» **Exercise prompt**: The output should be identical to the entries that follow.

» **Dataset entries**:
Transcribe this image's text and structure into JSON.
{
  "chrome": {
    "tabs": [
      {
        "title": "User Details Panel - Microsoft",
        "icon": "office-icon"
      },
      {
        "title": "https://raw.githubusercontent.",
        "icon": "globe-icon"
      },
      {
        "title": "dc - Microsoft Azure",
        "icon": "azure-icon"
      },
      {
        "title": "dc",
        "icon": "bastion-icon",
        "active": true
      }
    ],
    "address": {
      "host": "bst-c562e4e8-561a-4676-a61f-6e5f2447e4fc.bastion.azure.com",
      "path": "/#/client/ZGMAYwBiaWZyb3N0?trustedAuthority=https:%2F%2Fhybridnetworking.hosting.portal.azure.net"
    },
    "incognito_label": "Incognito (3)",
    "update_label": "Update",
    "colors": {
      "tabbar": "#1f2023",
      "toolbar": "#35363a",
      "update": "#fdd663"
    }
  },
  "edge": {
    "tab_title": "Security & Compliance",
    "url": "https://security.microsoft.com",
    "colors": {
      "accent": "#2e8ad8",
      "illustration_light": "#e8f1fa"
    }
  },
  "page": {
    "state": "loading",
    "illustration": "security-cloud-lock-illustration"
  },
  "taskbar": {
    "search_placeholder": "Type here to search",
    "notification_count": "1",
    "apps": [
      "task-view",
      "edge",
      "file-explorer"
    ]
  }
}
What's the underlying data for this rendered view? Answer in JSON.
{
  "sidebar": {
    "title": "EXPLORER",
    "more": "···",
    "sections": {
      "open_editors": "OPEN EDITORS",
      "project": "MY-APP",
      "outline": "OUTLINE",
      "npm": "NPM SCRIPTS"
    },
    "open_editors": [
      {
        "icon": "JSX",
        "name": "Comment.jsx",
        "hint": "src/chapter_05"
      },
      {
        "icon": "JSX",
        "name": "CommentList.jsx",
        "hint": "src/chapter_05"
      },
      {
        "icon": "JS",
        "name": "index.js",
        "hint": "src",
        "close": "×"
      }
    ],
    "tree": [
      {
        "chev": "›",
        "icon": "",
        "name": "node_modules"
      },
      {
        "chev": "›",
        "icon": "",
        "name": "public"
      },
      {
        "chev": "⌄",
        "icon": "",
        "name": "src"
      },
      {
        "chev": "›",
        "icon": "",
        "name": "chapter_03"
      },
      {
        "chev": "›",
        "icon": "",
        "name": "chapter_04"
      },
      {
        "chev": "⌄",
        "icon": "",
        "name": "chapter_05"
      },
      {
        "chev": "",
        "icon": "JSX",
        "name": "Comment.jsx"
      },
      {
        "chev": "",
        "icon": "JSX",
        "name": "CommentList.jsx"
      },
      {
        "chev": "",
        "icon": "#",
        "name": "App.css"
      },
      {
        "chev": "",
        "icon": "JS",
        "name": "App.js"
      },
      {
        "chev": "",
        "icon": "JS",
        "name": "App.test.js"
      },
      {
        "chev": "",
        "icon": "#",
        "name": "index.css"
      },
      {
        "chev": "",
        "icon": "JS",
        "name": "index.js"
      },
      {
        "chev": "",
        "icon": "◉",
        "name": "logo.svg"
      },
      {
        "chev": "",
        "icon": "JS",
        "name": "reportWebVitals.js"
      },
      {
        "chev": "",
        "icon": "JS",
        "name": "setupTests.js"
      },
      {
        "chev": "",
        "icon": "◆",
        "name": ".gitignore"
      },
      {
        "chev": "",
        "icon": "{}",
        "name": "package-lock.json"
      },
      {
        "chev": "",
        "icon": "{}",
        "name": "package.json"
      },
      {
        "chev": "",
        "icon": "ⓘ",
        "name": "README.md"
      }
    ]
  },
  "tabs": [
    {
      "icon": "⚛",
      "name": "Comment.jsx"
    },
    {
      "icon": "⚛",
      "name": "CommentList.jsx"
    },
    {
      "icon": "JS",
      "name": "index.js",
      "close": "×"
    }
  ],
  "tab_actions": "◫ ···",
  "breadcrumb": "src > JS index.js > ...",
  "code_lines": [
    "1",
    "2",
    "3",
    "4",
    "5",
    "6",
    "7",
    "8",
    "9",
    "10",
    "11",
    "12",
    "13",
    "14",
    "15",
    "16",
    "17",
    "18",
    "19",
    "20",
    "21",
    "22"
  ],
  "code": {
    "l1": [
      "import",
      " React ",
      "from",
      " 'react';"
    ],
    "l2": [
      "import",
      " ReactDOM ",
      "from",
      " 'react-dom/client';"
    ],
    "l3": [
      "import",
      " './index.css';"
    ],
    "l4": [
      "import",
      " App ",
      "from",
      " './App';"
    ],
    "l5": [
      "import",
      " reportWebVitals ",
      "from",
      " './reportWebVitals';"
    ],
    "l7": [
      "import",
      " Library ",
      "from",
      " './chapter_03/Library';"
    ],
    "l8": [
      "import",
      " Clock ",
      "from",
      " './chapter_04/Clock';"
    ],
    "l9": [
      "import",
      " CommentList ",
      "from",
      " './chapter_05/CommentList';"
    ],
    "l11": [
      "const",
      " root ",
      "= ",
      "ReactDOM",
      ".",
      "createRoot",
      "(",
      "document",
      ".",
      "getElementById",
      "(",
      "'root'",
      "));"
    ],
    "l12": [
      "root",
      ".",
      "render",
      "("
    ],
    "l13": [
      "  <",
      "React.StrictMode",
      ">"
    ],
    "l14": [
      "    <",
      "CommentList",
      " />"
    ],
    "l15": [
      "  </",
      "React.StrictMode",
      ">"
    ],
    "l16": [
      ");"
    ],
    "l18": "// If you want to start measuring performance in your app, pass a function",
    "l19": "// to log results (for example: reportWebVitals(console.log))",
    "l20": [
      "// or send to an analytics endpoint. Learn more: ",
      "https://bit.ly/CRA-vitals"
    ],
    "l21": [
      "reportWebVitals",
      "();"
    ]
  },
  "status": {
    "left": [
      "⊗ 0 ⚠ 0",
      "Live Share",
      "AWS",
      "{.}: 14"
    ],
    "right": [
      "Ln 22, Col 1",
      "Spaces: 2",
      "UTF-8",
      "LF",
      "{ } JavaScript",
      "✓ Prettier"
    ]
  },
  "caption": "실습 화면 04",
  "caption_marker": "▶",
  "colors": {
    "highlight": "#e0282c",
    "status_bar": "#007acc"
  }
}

» **Exercise answer**:
Transcribe this image's text and structure into JSON.
{
  "chrome": {
    "tabs": [
      {
        "title": "User Details Panel - Microsoft",
        "icon": "office-icon"
      },
      {
        "title": "https://raw.githubusercontent.",
        "icon": "globe-icon"
      },
      {
        "title": "dc - Microsoft Azure",
        "icon": "azure-icon"
      },
      {
        "title": "dc",
        "icon": "bastion-icon",
        "active": true
      }
    ],
    "address": {
      "host": "bst-c562e4e8-561a-4676-a61f-6e5f2447e4fc.bastion.azure.com",
      "path": "/#/client/ZGMAYwBiaWZyb3N0?trustedAuthority=https:%2F%2Fhybridnetworking.hosting.portal.azure.net"
    },
    "incognito_label": "Incognito (3)",
    "update_label": "Update",
    "colors": {
      "tabbar": "#1f2023",
      "toolbar": "#35363a",
      "update": "#fdd663"
    }
  },
  "edge": {
    "tab_title": "Security & Compliance",
    "url": "https://security.microsoft.com",
    "colors": {
      "accent": "#2e8ad8",
      "illustration_light": "#e8f1fa"
    }
  },
  "page": {
    "state": "loading",
    "illustration": "security-cloud-lock-illustration"
  },
  "taskbar": {
    "search_placeholder": "Type here to search",
    "notification_count": "1",
    "apps": [
      "task-view",
      "edge",
      "file-explorer"
    ]
  }
}
What's the underlying data for this rendered view? Answer in JSON.
{
  "sidebar": {
    "title": "EXPLORER",
    "more": "···",
    "sections": {
      "open_editors": "OPEN EDITORS",
      "project": "MY-APP",
      "outline": "OUTLINE",
      "npm": "NPM SCRIPTS"
    },
    "open_editors": [
      {
        "icon": "JSX",
        "name": "Comment.jsx",
        "hint": "src/chapter_05"
      },
      {
        "icon": "JSX",
        "name": "CommentList.jsx",
        "hint": "src/chapter_05"
      },
      {
        "icon": "JS",
        "name": "index.js",
        "hint": "src",
        "close": "×"
      }
    ],
    "tree": [
      {
        "chev": "›",
        "icon": "",
        "name": "node_modules"
      },
      {
        "chev": "›",
        "icon": "",
        "name": "public"
      },
      {
        "chev": "⌄",
        "icon": "",
        "name": "src"
      },
      {
        "chev": "›",
        "icon": "",
        "name": "chapter_03"
      },
      {
        "chev": "›",
        "icon": "",
        "name": "chapter_04"
      },
      {
        "chev": "⌄",
        "icon": "",
        "name": "chapter_05"
      },
      {
        "chev": "",
        "icon": "JSX",
        "name": "Comment.jsx"
      },
      {
        "chev": "",
        "icon": "JSX",
        "name": "CommentList.jsx"
      },
      {
        "chev": "",
        "icon": "#",
        "name": "App.css"
      },
      {
        "chev": "",
        "icon": "JS",
        "name": "App.js"
      },
      {
        "chev": "",
        "icon": "JS",
        "name": "App.test.js"
      },
      {
        "chev": "",
        "icon": "#",
        "name": "index.css"
      },
      {
        "chev": "",
        "icon": "JS",
        "name": "index.js"
      },
      {
        "chev": "",
        "icon": "◉",
        "name": "logo.svg"
      },
      {
        "chev": "",
        "icon": "JS",
        "name": "reportWebVitals.js"
      },
      {
        "chev": "",
        "icon": "JS",
        "name": "setupTests.js"
      },
      {
        "chev": "",
        "icon": "◆",
        "name": ".gitignore"
      },
      {
        "chev": "",
        "icon": "{}",
        "name": "package-lock.json"
      },
      {
        "chev": "",
        "icon": "{}",
        "name": "package.json"
      },
      {
        "chev": "",
        "icon": "ⓘ",
        "name": "README.md"
      }
    ]
  },
  "tabs": [
    {
      "icon": "⚛",
      "name": "Comment.jsx"
    },
    {
      "icon": "⚛",
      "name": "CommentList.jsx"
    },
    {
      "icon": "JS",
      "name": "index.js",
      "close": "×"
    }
  ],
  "tab_actions": "◫ ···",
  "breadcrumb": "src > JS index.js > ...",
  "code_lines": [
    "1",
    "2",
    "3",
    "4",
    "5",
    "6",
    "7",
    "8",
    "9",
    "10",
    "11",
    "12",
    "13",
    "14",
    "15",
    "16",
    "17",
    "18",
    "19",
    "20",
    "21",
    "22"
  ],
  "code": {
    "l1": [
      "import",
      " React ",
      "from",
      " 'react';"
    ],
    "l2": [
      "import",
      " ReactDOM ",
      "from",
      " 'react-dom/client';"
    ],
    "l3": [
      "import",
      " './index.css';"
    ],
    "l4": [
      "import",
      " App ",
      "from",
      " './App';"
    ],
    "l5": [
      "import",
      " reportWebVitals ",
      "from",
      " './reportWebVitals';"
    ],
    "l7": [
      "import",
      " Library ",
      "from",
      " './chapter_03/Library';"
    ],
    "l8": [
      "import",
      " Clock ",
      "from",
      " './chapter_04/Clock';"
    ],
    "l9": [
      "import",
      " CommentList ",
      "from",
      " './chapter_05/CommentList';"
    ],
    "l11": [
      "const",
      " root ",
      "= ",
      "ReactDOM",
      ".",
      "createRoot",
      "(",
      "document",
      ".",
      "getElementById",
      "(",
      "'root'",
      "));"
    ],
    "l12": [
      "root",
      ".",
      "render",
      "("
    ],
    "l13": [
      "  <",
      "React.StrictMode",
      ">"
    ],
    "l14": [
      "    <",
      "CommentList",
      " />"
    ],
    "l15": [
      "  </",
      "React.StrictMode",
      ">"
    ],
    "l16": [
      ");"
    ],
    "l18": "// If you want to start measuring performance in your app, pass a function",
    "l19": "// to log results (for example: reportWebVitals(console.log))",
    "l20": [
      "// or send to an analytics endpoint. Learn more: ",
      "https://bit.ly/CRA-vitals"
    ],
    "l21": [
      "reportWebVitals",
      "();"
    ]
  },
  "status": {
    "left": [
      "⊗ 0 ⚠ 0",
      "Live Share",
      "AWS",
      "{.}: 14"
    ],
    "right": [
      "Ln 22, Col 1",
      "Spaces: 2",
      "UTF-8",
      "LF",
      "{ } JavaScript",
      "✓ Prettier"
    ]
  },
  "caption": "실습 화면 04",
  "caption_marker": "▶",
  "colors": {
    "highlight": "#e0282c",
    "status_bar": "#007acc"
  }
}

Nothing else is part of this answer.